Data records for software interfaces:
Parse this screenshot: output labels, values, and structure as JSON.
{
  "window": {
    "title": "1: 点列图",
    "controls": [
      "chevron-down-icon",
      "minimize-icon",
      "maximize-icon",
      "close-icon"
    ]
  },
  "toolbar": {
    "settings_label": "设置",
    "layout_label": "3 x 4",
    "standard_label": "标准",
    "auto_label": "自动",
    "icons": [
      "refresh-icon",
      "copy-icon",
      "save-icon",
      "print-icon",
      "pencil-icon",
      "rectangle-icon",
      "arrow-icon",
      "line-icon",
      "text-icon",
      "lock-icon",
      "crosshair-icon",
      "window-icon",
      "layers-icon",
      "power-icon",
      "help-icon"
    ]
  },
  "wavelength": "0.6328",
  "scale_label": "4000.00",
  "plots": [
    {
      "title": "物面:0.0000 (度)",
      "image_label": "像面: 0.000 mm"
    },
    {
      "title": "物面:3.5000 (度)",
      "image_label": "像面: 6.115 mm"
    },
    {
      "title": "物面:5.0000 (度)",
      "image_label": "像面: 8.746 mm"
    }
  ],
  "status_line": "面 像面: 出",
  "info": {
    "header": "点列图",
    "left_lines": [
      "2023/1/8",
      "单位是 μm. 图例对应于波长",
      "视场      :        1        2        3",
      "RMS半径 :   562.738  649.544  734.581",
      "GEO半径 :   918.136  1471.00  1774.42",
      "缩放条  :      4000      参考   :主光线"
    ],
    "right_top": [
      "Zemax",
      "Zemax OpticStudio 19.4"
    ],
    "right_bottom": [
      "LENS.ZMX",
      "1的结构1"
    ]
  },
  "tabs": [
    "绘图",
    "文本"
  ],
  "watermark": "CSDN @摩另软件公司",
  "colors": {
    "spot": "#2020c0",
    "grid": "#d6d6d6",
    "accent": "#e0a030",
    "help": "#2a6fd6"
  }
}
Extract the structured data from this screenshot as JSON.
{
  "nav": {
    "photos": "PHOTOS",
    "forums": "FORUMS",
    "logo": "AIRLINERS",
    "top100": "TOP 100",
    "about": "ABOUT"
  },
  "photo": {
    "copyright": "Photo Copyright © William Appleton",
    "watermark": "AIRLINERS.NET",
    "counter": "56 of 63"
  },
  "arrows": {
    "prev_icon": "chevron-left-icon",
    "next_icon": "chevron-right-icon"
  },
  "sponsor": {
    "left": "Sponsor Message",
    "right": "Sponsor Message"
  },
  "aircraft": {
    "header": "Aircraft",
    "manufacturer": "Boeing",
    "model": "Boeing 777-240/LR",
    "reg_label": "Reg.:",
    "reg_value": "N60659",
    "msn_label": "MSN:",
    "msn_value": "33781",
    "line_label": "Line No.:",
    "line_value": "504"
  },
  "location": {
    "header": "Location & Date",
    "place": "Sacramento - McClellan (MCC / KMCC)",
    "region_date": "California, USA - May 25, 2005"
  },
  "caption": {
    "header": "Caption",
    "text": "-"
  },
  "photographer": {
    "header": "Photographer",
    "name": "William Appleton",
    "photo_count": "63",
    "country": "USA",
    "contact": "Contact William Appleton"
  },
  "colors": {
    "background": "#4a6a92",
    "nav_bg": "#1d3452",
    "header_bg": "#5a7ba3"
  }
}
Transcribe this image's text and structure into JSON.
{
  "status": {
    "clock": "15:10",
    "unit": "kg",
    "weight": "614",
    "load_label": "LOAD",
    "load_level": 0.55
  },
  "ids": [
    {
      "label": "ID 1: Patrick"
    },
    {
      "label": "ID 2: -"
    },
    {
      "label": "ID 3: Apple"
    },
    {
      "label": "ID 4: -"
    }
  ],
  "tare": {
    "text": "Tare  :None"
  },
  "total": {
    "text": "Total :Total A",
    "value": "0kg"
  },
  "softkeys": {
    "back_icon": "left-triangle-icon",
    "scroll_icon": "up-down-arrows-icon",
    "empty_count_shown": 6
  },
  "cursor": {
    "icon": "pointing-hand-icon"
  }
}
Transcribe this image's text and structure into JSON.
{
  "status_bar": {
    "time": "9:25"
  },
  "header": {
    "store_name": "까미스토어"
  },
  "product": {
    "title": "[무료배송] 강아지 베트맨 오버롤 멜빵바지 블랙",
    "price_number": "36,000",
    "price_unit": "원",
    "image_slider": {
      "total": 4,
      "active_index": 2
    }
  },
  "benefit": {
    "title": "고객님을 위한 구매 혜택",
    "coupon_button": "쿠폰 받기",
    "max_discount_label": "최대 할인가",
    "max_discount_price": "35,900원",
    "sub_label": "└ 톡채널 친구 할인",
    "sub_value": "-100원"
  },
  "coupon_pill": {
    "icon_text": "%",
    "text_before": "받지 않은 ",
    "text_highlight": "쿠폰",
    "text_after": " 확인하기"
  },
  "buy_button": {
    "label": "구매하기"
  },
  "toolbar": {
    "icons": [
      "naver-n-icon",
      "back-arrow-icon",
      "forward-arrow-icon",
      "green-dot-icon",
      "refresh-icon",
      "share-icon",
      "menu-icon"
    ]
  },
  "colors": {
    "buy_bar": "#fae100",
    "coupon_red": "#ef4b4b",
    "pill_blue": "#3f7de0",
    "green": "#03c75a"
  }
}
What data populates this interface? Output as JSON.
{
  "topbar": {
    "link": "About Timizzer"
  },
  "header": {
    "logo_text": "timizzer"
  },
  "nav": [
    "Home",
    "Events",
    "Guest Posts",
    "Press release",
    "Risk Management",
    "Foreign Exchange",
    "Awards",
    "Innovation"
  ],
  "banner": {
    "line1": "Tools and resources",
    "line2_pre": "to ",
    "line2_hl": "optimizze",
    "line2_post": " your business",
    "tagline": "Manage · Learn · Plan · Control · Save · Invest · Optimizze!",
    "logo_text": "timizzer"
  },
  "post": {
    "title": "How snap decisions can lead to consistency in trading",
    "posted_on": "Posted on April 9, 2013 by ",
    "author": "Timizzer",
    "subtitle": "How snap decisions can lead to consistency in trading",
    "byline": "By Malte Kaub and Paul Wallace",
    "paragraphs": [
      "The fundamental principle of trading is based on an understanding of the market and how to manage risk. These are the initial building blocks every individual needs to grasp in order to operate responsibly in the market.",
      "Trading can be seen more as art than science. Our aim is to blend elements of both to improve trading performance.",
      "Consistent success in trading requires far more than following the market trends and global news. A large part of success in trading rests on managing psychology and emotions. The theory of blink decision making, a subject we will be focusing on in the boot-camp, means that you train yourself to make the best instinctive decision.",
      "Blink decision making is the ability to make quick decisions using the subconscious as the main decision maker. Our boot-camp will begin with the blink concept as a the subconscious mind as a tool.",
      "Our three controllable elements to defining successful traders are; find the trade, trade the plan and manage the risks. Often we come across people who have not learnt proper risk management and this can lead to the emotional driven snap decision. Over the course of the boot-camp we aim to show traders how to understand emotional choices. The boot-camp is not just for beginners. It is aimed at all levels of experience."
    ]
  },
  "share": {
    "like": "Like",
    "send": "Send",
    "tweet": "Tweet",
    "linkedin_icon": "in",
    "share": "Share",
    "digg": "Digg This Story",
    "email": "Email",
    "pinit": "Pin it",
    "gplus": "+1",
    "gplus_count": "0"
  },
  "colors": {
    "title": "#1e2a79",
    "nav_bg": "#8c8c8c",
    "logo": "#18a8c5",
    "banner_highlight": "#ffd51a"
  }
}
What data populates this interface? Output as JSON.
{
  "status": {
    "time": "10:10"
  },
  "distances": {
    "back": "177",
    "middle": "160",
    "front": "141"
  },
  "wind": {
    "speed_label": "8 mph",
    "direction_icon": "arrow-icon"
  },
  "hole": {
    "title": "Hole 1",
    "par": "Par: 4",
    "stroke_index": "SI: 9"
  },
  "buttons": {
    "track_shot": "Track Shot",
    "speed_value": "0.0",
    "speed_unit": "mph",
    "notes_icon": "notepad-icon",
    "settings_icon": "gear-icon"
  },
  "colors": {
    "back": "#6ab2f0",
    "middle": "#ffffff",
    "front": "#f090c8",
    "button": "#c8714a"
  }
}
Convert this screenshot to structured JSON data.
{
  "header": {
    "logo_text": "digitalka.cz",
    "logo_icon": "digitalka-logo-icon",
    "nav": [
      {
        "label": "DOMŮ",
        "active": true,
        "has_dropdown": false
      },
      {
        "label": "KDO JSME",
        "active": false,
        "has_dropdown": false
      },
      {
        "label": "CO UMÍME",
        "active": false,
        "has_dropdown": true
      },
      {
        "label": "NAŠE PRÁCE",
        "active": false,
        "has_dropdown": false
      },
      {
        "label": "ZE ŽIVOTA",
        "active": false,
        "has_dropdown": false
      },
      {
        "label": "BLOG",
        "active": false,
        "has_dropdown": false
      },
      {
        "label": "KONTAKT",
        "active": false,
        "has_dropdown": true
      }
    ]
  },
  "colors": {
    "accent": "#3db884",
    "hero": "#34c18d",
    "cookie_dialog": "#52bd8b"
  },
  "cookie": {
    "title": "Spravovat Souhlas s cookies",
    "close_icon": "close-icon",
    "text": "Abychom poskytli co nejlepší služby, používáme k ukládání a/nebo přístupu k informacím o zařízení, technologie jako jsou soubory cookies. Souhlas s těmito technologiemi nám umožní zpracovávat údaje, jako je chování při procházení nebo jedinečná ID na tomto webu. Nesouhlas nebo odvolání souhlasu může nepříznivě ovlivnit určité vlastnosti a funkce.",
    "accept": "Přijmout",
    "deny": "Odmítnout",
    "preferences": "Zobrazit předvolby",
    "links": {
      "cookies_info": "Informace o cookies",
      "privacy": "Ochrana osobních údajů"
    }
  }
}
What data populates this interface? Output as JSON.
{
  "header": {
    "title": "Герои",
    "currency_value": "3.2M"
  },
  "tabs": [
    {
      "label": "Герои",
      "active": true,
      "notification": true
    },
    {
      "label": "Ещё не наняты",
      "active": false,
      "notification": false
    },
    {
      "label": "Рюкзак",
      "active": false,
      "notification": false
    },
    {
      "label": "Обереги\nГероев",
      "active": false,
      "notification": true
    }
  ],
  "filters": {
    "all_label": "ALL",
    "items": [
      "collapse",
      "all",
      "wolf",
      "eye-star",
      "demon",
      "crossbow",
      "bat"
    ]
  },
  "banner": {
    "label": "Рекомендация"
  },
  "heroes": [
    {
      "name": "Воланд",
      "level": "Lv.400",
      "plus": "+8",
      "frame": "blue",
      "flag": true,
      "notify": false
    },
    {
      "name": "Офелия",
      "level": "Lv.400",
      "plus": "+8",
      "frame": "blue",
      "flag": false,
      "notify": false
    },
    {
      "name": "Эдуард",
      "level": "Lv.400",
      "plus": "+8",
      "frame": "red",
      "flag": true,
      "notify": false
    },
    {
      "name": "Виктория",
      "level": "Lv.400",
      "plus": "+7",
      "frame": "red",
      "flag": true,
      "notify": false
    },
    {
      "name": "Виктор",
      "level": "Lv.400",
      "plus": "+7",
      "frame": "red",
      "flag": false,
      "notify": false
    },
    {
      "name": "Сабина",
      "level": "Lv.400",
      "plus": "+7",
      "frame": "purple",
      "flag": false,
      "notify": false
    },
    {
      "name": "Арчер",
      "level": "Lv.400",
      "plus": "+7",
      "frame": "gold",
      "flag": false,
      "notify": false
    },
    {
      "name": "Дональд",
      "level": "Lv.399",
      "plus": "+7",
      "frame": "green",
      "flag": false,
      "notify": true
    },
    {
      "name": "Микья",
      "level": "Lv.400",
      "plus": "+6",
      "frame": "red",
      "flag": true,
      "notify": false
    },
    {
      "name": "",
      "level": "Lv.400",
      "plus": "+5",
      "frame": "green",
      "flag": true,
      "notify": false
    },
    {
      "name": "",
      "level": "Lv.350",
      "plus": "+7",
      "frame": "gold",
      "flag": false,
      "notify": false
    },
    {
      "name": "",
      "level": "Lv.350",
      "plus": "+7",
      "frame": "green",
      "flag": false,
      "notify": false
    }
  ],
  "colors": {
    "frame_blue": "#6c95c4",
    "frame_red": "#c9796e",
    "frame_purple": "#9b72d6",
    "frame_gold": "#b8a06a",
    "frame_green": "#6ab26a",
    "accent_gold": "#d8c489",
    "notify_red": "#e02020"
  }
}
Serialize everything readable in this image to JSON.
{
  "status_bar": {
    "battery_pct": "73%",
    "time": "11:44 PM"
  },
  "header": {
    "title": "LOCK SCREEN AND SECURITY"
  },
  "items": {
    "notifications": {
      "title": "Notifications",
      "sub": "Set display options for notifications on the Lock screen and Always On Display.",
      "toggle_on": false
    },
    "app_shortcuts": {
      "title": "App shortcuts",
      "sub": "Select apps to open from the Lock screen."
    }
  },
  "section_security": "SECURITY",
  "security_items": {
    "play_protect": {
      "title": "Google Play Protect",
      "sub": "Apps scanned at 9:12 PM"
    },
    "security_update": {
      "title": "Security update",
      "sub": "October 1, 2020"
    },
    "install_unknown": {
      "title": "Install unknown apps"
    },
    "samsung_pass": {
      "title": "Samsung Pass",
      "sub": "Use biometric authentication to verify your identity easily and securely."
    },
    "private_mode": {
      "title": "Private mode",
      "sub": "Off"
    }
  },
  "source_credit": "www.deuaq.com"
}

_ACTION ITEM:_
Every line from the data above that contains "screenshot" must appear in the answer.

_TASK SOLUTION:_
Parse this screenshot: output labels, values, and structure as JSON.
Extract the structured data from this screenshot as JSON.
Convert this screenshot to structured JSON data.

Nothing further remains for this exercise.